Back in 2003 I wrote a column for Clinical Psychology Forum under the name Professor Strange arguing that the practice of sending British children abroad was centuries old and had frequently been controversial.
Despite that controversy, it had lasted until around 1970.
Media coverage of the Independent Inquiry on Child Sexual Abuse has brought to the fore one reason: the patronage of the Royal Family.
Take this report from ABC News in Australia:
In 1956 a fact-finding mission was sent to Australia to evaluate how child migrants were being treated.
Soon afterwards the three inspectors published the Ross Report, which placed both Fairbridge schools on a blacklist, prohibiting children from being sent there.
This outraged the Fairbridge Society's British Secretary WR Vaughan, who used all the establishment clout he could muster to reverse the ban.

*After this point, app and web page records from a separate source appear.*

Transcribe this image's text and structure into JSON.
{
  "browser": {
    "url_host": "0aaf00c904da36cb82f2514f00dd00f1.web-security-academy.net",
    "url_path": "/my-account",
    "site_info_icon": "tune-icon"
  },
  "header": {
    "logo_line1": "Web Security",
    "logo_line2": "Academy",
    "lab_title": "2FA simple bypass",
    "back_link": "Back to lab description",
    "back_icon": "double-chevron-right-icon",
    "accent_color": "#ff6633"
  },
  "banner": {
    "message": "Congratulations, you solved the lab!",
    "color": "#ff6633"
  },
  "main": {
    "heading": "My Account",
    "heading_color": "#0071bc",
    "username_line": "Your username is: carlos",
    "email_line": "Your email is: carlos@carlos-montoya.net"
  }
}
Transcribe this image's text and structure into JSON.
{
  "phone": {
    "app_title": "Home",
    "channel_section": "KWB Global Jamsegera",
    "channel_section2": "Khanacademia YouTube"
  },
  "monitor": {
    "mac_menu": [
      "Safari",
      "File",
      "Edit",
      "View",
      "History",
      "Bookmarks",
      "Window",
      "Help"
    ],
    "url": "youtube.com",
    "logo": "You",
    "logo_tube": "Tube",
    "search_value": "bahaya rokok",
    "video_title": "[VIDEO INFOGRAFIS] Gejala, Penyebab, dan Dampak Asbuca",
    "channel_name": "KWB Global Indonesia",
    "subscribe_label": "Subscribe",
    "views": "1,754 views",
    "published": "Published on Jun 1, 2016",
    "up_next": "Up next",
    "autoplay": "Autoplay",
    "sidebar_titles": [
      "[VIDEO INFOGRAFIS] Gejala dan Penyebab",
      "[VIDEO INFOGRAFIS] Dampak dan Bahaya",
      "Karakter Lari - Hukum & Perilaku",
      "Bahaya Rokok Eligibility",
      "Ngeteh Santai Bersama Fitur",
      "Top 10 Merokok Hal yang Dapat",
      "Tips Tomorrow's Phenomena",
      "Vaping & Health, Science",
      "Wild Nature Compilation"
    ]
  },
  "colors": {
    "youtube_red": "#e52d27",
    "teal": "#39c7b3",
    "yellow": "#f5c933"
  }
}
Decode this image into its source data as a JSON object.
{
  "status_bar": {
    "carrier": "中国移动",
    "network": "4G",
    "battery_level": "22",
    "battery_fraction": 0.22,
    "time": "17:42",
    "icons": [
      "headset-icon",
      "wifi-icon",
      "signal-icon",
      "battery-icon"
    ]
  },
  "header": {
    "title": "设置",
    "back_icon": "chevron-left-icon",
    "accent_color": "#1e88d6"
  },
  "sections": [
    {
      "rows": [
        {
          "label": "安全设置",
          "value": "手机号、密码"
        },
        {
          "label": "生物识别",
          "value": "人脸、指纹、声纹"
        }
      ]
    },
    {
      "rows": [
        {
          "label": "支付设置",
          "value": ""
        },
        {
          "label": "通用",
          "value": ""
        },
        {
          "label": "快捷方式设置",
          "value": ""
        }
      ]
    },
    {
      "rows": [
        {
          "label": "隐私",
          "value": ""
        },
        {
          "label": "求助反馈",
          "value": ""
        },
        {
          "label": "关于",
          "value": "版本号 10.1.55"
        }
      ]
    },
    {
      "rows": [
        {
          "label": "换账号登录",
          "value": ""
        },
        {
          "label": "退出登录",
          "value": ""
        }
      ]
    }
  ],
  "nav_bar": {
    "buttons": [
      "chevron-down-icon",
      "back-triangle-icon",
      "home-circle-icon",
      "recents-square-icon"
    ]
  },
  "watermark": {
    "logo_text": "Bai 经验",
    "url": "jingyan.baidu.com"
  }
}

He went straight to Australia House in London and told the migration officer there he had 16 children waiting to sail and that he wanted the situation resolved within days.
Then he marched down to the Commonwealth Relations Office where he declared there would be a "first class row" if the blacklist was not lifted.
Senior civil servants knew exactly what this threat meant. The Fairbridge Society's president was the Queen's uncle — the former Governor General of Australia — the Duke of Gloucester.
A departmental memo warned the Duke's "intervention would be sought" if the standstill continued.
Within days the blacklist was lifted and the British Government allowed children to be sent to the Fairbridge farms in NSW and WA. They even helped subsidise the journeys.